GCSE SCIENCE (AQA)
GCSE Science will enable you to:
Develop your interest in, and enthusiasm for, science.
Develop a critical approach to scientific evidence and methods.
Acquire and apply skills, knowledge and understanding of science and its essential role in society.
Acquire scientific skills, knowledge and understanding necessary for progression to further learning.
GCSE Science is taught as three subjects - Biology, Chemistry and Physics - and every student studies all three science subjects. Please refer to the specific science areas of the website for additional information on content and for links to the specifications.
Students will follow the Trilogy Science course (equivalent to two GCSEs). However, separate Science (3 GCSEs) can be chosen.
A minimum of 10% of marks will test maths skills in GCSE Biology; 20% in GCSE Chemistry; and 30% in GCSE Physics. For the Trilogy Science qualification, maths skills will be in the ratio 1:2:3. In other words for every one mark of maths in biology there must be two in chemistry and three in physics.
Why choose to do Separate Sciences (GCSE Chemistry, GCSE Physics and GCSE Biology)?
- You may be considering a future career in Science, Technology or Engineering, e.g. Medicine, Pharmacy or Veterinary Science.
You enjoy Science and want to cover the subjects in more depth.
Ideally, if you wish to study one or more of the science subjects at A’level, then Separate Sciences is the preferred option. Please note, however, that opting for Trilogy Science (Double award) will still allow you to take Science subjects at A Level.
Assessment (For Trilogy Science – Double award)
Six papers: two biology, two chemistry and two physics (each 1 hour 15 minutes). Each paper will assess different topics and is worth 70 marks (16.7% of the final grade).
Assessment (For each of the Separate Sciences)
Two papers: each paper (1 hour 45 minutes) will assess knowledge and understanding from different topics. Each paper is worth 50% of the grade and has 100 marks available.
What’s changed for new Science GCSEs?
• No controlled assessments (ISAs) or coursework but there are required core practical activities which must be undertaken.
• No assessment of quality of written communication.
• The minimum exam time for each GCSE: Biology, Chemistry and Physics will be
3 hours 30 minutes.
• The minimum exam time for Trilogy Science will be 7 hours.
• 15% of GCSE marks will be for practical skills which will be assessed through the written examinations.
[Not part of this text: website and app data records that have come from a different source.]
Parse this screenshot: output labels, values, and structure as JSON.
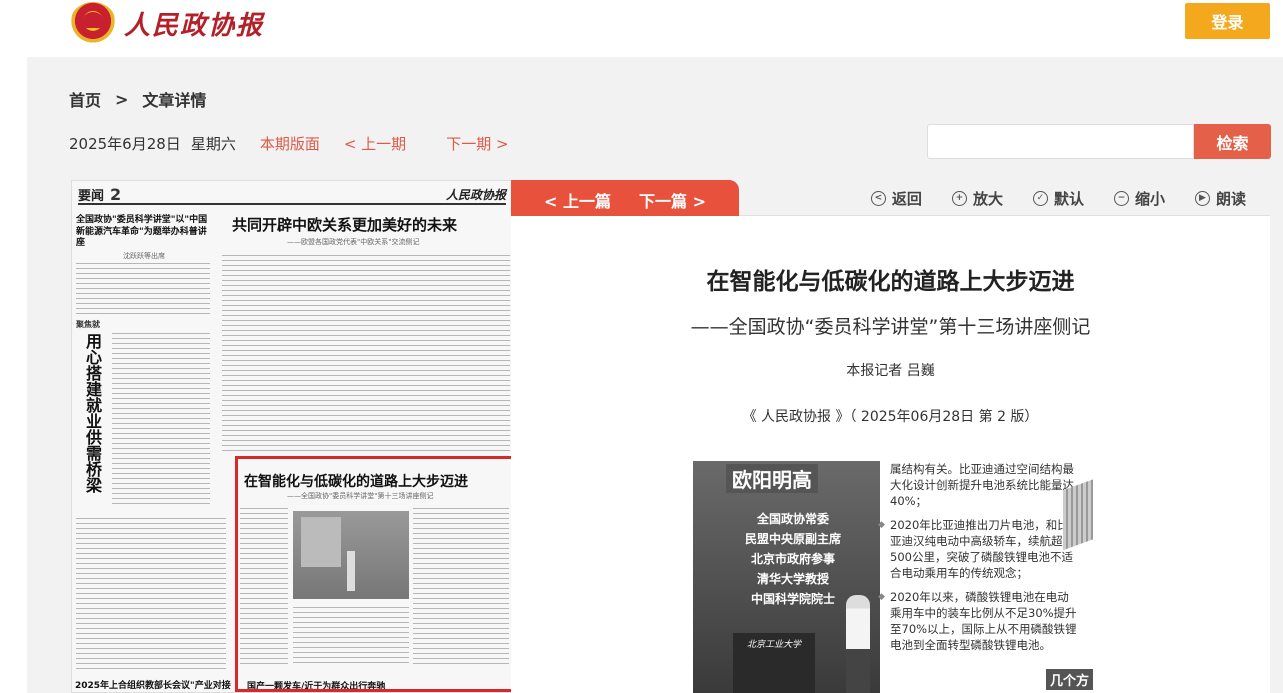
{
  "header": {
    "logo_text": "人民政协报",
    "login_label": "登录"
  },
  "breadcrumb": {
    "home": "首页",
    "separator": ">",
    "current": "文章详情"
  },
  "datebar": {
    "date": "2025年6月28日",
    "weekday": "星期六",
    "layout_link": "本期版面",
    "prev_issue": "< 上一期",
    "next_issue": "下一期 >"
  },
  "search": {
    "placeholder": "",
    "button_label": "检索"
  },
  "paper_page": {
    "section": "要闻",
    "page_number": "2",
    "masthead": "人民政协报",
    "headline_top": "共同开辟中欧关系更加美好的未来",
    "headline_top_sub": "——欧盟各国政党代表\"中欧关系\"交流侧记",
    "left_headline": "全国政协\"委员科学讲堂\"以\"中国新能源汽车革命\"为题举办科普讲座",
    "left_headline_sub": "沈跃跃等出席",
    "tag": "聚焦就",
    "vertical_title": "用心搭建就业供需桥梁",
    "headline_selected": "在智能化与低碳化的道路上大步迈进",
    "headline_selected_sub": "——全国政协\"委员科学讲堂\"第十三场讲座侧记",
    "bottom_left": "2025年上合组织教部长会议\"产业对接",
    "bottom_right": "国产一颗发车/近于为群众出行奔驰"
  },
  "article_toolbar": {
    "prev_article": "< 上一篇",
    "next_article": "下一篇 >",
    "tools": [
      {
        "icon": "back-icon",
        "glyph": "<",
        "label": "返回"
      },
      {
        "icon": "zoom-in-icon",
        "glyph": "+",
        "label": "放大"
      },
      {
        "icon": "default-icon",
        "glyph": "✓",
        "label": "默认"
      },
      {
        "icon": "zoom-out-icon",
        "glyph": "−",
        "label": "缩小"
      },
      {
        "icon": "play-icon",
        "glyph": "▶",
        "label": "朗读"
      }
    ]
  },
  "article": {
    "title": "在智能化与低碳化的道路上大步迈进",
    "subtitle": "——全国政协“委员科学讲堂”第十三场讲座侧记",
    "author": "本报记者 吕巍",
    "source": "《 人民政协报 》（ 2025年06月28日 第 2 版）"
  },
  "article_image": {
    "speaker_name": "欧阳明高",
    "speaker_titles": [
      "全国政协常委",
      "民盟中央原副主席",
      "北京市政府参事",
      "清华大学教授",
      "中国科学院院士"
    ],
    "podium_text": "北京工业大学",
    "slide_text_1": "属结构有关。比亚迪通过空间结构最大化设计创新提升电池系统比能量达40%；",
    "slide_text_2": "2020年比亚迪推出刀片电池，和比亚迪汉纯电动中高级轿车，续航超过500公里，突破了磷酸铁锂电池不适合电动乘用车的传统观念；",
    "slide_text_3": "2020年以来，磷酸铁锂电池在电动乘用车中的装车比例从不足30%提升至70%以上，国际上从不用磷酸铁锂电池到全面转型磷酸铁锂电池。",
    "slide_tail": "几个方"
  }
}
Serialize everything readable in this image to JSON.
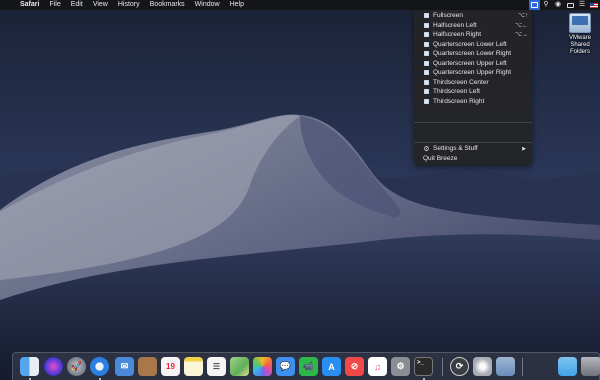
{
  "menubar": {
    "app_name": "Safari",
    "menus": [
      "File",
      "Edit",
      "View",
      "History",
      "Bookmarks",
      "Window",
      "Help"
    ]
  },
  "status_icons": [
    "breeze-icon",
    "search-icon",
    "siri-icon",
    "airplay-icon",
    "notification-center-icon",
    "flag-icon"
  ],
  "breeze_menu": {
    "items": [
      {
        "label": "Fullscreen",
        "shortcut": "⌥↑"
      },
      {
        "label": "Halfscreen Left",
        "shortcut": "⌥←"
      },
      {
        "label": "Halfscreen Right",
        "shortcut": "⌥→"
      },
      {
        "label": "Quarterscreen Lower Left",
        "shortcut": ""
      },
      {
        "label": "Quarterscreen Lower Right",
        "shortcut": ""
      },
      {
        "label": "Quarterscreen Upper Left",
        "shortcut": ""
      },
      {
        "label": "Quarterscreen Upper Right",
        "shortcut": ""
      },
      {
        "label": "Thirdscreen Center",
        "shortcut": ""
      },
      {
        "label": "Thirdscreen Left",
        "shortcut": ""
      },
      {
        "label": "Thirdscreen Right",
        "shortcut": ""
      }
    ],
    "settings_label": "Settings & Stuff",
    "quit_label": "Quit Breeze"
  },
  "desktop_icon": {
    "label_line1": "VMware Shared",
    "label_line2": "Folders"
  },
  "dock": {
    "apps": [
      {
        "name": "finder-icon",
        "color": "#3b8de0"
      },
      {
        "name": "siri-icon",
        "color": "#6a3fc8"
      },
      {
        "name": "launchpad-icon",
        "color": "#7d8790"
      },
      {
        "name": "safari-icon",
        "color": "#2a7fe0"
      },
      {
        "name": "mail-icon",
        "color": "#4a8ad8"
      },
      {
        "name": "contacts-icon",
        "color": "#a8784a"
      },
      {
        "name": "calendar-icon",
        "color": "#f4f4f4"
      },
      {
        "name": "notes-icon",
        "color": "#f3d14a"
      },
      {
        "name": "reminders-icon",
        "color": "#f5f5f5"
      },
      {
        "name": "maps-icon",
        "color": "#5fae5a"
      },
      {
        "name": "photos-icon",
        "color": "#f0f0f0"
      },
      {
        "name": "messages-icon",
        "color": "#3f8ff0"
      },
      {
        "name": "facetime-icon",
        "color": "#2fb84a"
      },
      {
        "name": "app-store-icon",
        "color": "#2a8ef0"
      },
      {
        "name": "news-icon",
        "color": "#f24848"
      },
      {
        "name": "music-icon",
        "color": "#f04a6a"
      },
      {
        "name": "system-preferences-icon",
        "color": "#8a8d94"
      },
      {
        "name": "terminal-icon",
        "color": "#2a2a2a"
      },
      {
        "name": "breeze-app-icon",
        "color": "#3a3d44"
      },
      {
        "name": "disk-utility-icon",
        "color": "#c9ccd2"
      },
      {
        "name": "preview-icon",
        "color": "#6a8cbc"
      },
      {
        "name": "downloads-folder-icon",
        "color": "#3fa3e6"
      },
      {
        "name": "trash-icon",
        "color": "#8d9097"
      }
    ],
    "calendar_day": "19",
    "terminal_prompt": ">_"
  }
}
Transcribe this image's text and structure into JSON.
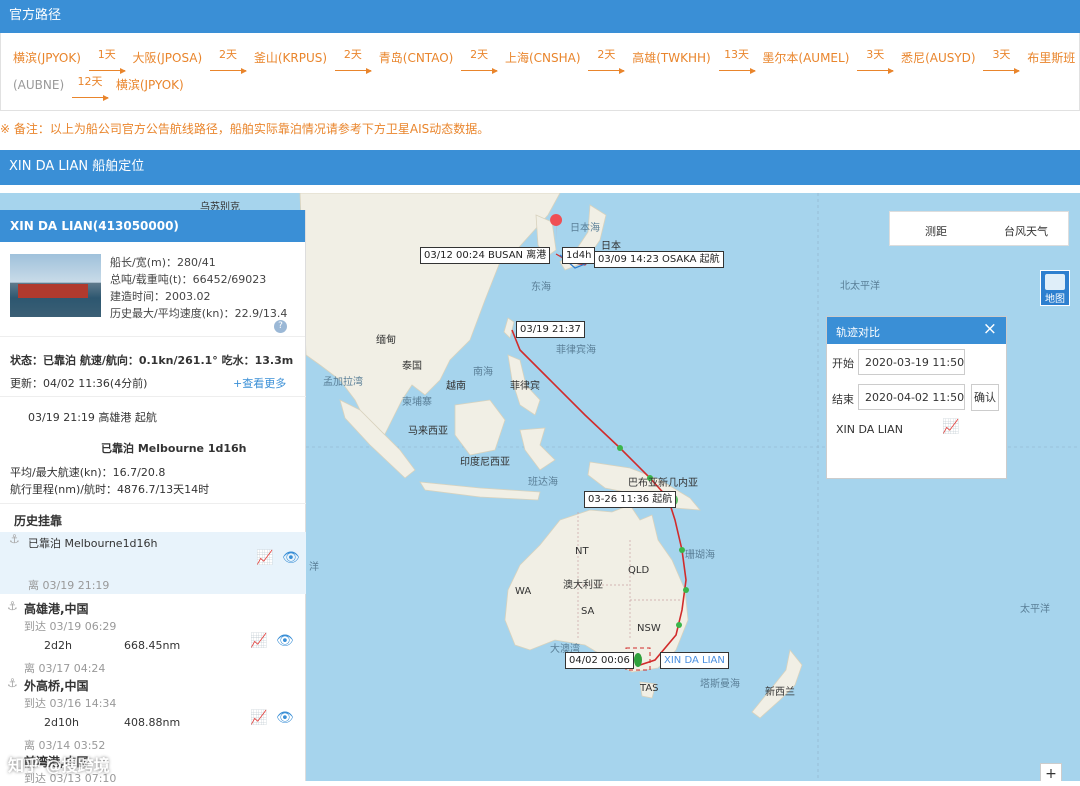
{
  "official_route": {
    "title": "官方路径",
    "stops": [
      {
        "name": "横滨",
        "code": "(JPYOK)"
      },
      {
        "name": "大阪",
        "code": "(JPOSA)"
      },
      {
        "name": "釜山",
        "code": "(KRPUS)"
      },
      {
        "name": "青岛",
        "code": "(CNTAO)"
      },
      {
        "name": "上海",
        "code": "(CNSHA)"
      },
      {
        "name": "高雄",
        "code": "(TWKHH)"
      },
      {
        "name": "墨尔本",
        "code": "(AUMEL)"
      },
      {
        "name": "悉尼",
        "code": "(AUSYD)"
      },
      {
        "name": "布里斯班",
        "code": "(AUBNE)"
      },
      {
        "name": "横滨",
        "code": "(JPYOK)"
      }
    ],
    "legs": [
      "1天",
      "2天",
      "2天",
      "2天",
      "2天",
      "13天",
      "3天",
      "3天",
      "12天"
    ]
  },
  "note": "※ 备注：以上为船公司官方公告航线路径，船舶实际靠泊情况请参考下方卫星AIS动态数据。",
  "section_title": "XIN DA LIAN 船舶定位",
  "ship_panel": {
    "header": "XIN DA LIAN(413050000)",
    "length_width": "船长/宽(m)：280/41",
    "tonnage": "总吨/载重吨(t)：66452/69023",
    "built": "建造时间：2003.02",
    "speed_hist": "历史最大/平均速度(kn)：22.9/13.4",
    "status": "状态：已靠泊 航速/航向：0.1kn/261.1° 吃水：13.3m",
    "updated": "更新：04/02 11:36(4分前)",
    "more": "+查看更多",
    "departure": "03/19 21:19    高雄港 起航",
    "berthed": "已靠泊 Melbourne 1d16h",
    "avg_speed": "平均/最大航速(kn)：16.7/20.8",
    "distance": "航行里程(nm)/航时：4876.7/13天14时",
    "history_title": "历史挂靠",
    "history": [
      {
        "port": "已靠泊 Melbourne1d16h",
        "leave": "离 03/19 21:19"
      },
      {
        "port": "高雄港,中国",
        "arrive": "到达 03/19 06:29",
        "stay": "2d2h",
        "dist": "668.45nm",
        "leave": "离 03/17 04:24"
      },
      {
        "port": "外高桥,中国",
        "arrive": "到达 03/16 14:34",
        "stay": "2d10h",
        "dist": "408.88nm",
        "leave": "离 03/14 03:52"
      },
      {
        "port": "前湾港,中国",
        "arrive": "到达 03/13 07:10"
      }
    ]
  },
  "map": {
    "labels": {
      "busan": "03/12 00:24 BUSAN 离港",
      "osaka": "03/09 14:23 OSAKA 起航",
      "d4h": "1d4h",
      "start": "03/19 21:37",
      "png": "03-26 11:36 起航",
      "mel": "04/02 00:06",
      "ship": "XIN DA LIAN"
    },
    "places": {
      "wulatebie": "乌苏别克",
      "japan_sea": "日本海",
      "japan": "日本",
      "donghai": "东海",
      "north_pacific": "北太平洋",
      "burma": "缅甸",
      "thailand": "泰国",
      "south_sea": "南海",
      "philippine_sea": "菲律宾海",
      "philippines": "菲律宾",
      "vietnam": "越南",
      "bengal": "孟加拉湾",
      "cambodia": "柬埔寨",
      "malaysia": "马来西亚",
      "indonesia": "印度尼西亚",
      "banda": "班达海",
      "png": "巴布亚新几内亚",
      "nt": "NT",
      "qld": "QLD",
      "wa": "WA",
      "sa": "SA",
      "nsw": "NSW",
      "australia": "澳大利亚",
      "great_bay": "大澳湾",
      "tasman": "塔斯曼海",
      "tas": "TAS",
      "nz": "新西兰",
      "pacific": "太平洋",
      "ocean": "洋",
      "coral": "珊瑚海"
    },
    "toolbox": {
      "measure": "测距",
      "typhoon": "台风天气"
    },
    "map_button": "地图",
    "zoom_in": "+"
  },
  "trajectory": {
    "title": "轨迹对比",
    "start_label": "开始",
    "start_value": "2020-03-19 11:50",
    "end_label": "结束",
    "end_value": "2020-04-02 11:50",
    "confirm": "确认",
    "ship_name": "XIN DA LIAN"
  },
  "watermark": "知乎 @搜跨境",
  "colors": {
    "accent": "#3a8fd6",
    "orange": "#e9852c",
    "track": "#d12b2b",
    "sea": "#a6d4ed",
    "land": "#f1efe5"
  }
}
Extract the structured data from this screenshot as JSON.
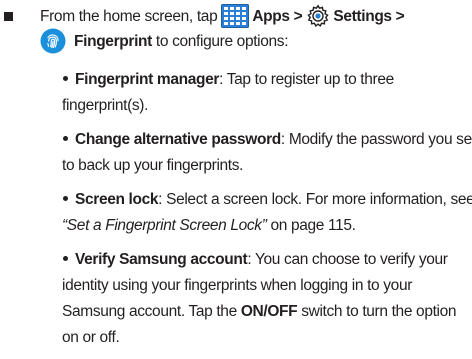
{
  "step": {
    "from_text": "From the home screen, tap",
    "apps_label": "Apps >",
    "settings_label": "Settings >",
    "fingerprint_label": "Fingerprint",
    "configure_text": "to configure options:"
  },
  "options": [
    {
      "title": "Fingerprint manager",
      "line1": ": Tap to register up to three",
      "line2": "fingerprint(s)."
    },
    {
      "title": "Change alternative password",
      "line1": ": Modify the password you set",
      "line2": "to back up your fingerprints."
    },
    {
      "title": "Screen lock",
      "line1": ": Select a screen lock. For more information, see",
      "link": "“Set a Fingerprint Screen Lock”",
      "after_link": " on page 115."
    },
    {
      "title": "Verify Samsung account",
      "line1": ": You can choose to verify your",
      "line2": "identity using your fingerprints when logging in to your",
      "line3_a": "Samsung account. Tap the ",
      "switch_label": "ON/OFF",
      "line3_b": " switch to turn the option",
      "line4": "on or off."
    }
  ],
  "icons": {
    "apps": "apps-grid-icon",
    "settings": "settings-gear-icon",
    "fingerprint": "fingerprint-icon"
  },
  "colors": {
    "text": "#231f20",
    "apps_icon": "#2a7fd4",
    "fingerprint_icon": "#1a8fdc"
  }
}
- The A* to G grades will be replaced by 9 to 1 for Biology, Chemistry and Physics.
- Combined Science will have a 17 point grading scale, from 9-9, 9-8 through to 2-1, 1-1.